-- RECORDED DATA follows --

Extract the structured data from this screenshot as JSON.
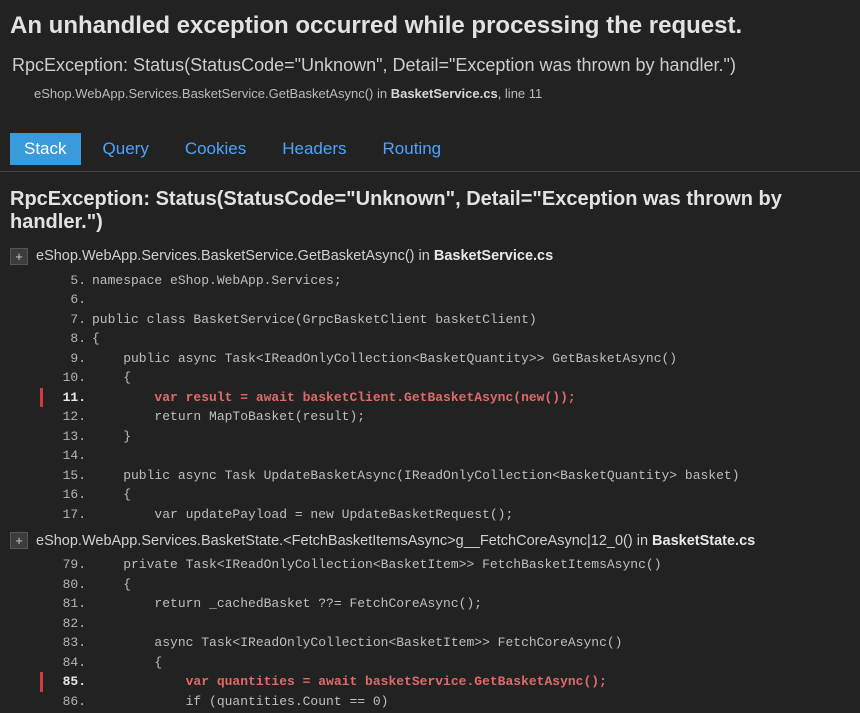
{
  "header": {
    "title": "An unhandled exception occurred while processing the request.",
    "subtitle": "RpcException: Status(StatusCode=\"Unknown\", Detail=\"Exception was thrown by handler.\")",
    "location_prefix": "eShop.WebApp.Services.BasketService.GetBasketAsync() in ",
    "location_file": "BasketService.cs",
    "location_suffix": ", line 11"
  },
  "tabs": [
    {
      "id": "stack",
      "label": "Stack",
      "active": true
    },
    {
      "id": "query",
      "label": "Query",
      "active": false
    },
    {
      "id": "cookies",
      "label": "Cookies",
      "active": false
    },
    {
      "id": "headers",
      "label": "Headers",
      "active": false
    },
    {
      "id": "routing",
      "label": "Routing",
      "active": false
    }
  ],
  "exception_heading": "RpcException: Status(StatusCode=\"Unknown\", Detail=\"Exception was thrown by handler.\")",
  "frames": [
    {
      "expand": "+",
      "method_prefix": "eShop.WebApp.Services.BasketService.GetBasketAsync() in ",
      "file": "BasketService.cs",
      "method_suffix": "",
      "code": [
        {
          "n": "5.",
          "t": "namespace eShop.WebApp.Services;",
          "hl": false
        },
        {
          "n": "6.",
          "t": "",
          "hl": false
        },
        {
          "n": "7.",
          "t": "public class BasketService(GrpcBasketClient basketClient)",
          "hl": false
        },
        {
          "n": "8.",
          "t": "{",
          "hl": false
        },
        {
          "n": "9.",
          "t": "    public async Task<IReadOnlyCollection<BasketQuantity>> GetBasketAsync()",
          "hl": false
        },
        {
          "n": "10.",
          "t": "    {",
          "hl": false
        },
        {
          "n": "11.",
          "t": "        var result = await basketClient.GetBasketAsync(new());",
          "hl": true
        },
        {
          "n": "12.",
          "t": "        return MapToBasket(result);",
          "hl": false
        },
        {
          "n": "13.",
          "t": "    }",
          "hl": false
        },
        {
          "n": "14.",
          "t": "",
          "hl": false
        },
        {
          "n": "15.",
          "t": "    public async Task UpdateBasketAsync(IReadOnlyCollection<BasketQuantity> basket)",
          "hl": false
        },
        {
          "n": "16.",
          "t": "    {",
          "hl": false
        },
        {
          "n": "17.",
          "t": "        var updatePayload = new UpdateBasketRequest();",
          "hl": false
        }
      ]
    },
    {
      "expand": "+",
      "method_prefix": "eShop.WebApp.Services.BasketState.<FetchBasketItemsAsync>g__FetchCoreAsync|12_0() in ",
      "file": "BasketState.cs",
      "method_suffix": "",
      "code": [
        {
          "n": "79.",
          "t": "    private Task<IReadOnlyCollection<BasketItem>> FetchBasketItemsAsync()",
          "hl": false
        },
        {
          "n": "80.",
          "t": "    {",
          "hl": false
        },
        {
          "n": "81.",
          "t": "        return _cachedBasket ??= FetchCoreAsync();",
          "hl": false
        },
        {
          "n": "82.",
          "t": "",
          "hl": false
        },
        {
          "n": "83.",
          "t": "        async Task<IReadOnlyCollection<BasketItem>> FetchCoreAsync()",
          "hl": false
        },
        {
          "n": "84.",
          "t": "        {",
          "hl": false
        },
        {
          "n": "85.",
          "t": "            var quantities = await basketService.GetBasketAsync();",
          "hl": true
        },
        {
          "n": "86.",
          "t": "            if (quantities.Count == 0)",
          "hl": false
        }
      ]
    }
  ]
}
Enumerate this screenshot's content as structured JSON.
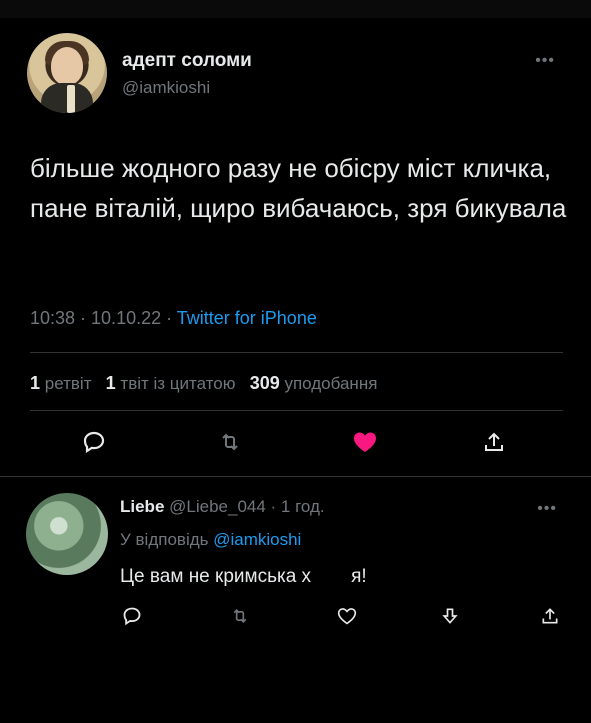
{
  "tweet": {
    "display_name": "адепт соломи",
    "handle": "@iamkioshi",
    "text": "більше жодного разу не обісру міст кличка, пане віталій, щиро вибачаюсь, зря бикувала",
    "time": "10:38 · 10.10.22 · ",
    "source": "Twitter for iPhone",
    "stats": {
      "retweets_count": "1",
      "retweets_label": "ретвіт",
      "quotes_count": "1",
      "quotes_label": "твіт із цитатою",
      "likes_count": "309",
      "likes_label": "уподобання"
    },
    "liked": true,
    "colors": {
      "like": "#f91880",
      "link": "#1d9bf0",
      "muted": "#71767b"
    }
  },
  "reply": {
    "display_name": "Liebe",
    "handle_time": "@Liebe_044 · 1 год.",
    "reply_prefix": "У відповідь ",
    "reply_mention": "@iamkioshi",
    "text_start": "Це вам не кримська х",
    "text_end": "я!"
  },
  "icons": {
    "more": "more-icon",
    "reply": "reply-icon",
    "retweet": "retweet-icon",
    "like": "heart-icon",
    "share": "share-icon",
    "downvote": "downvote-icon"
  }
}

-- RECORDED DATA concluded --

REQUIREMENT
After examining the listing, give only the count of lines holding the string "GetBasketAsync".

PROBLEM SOLUTION
5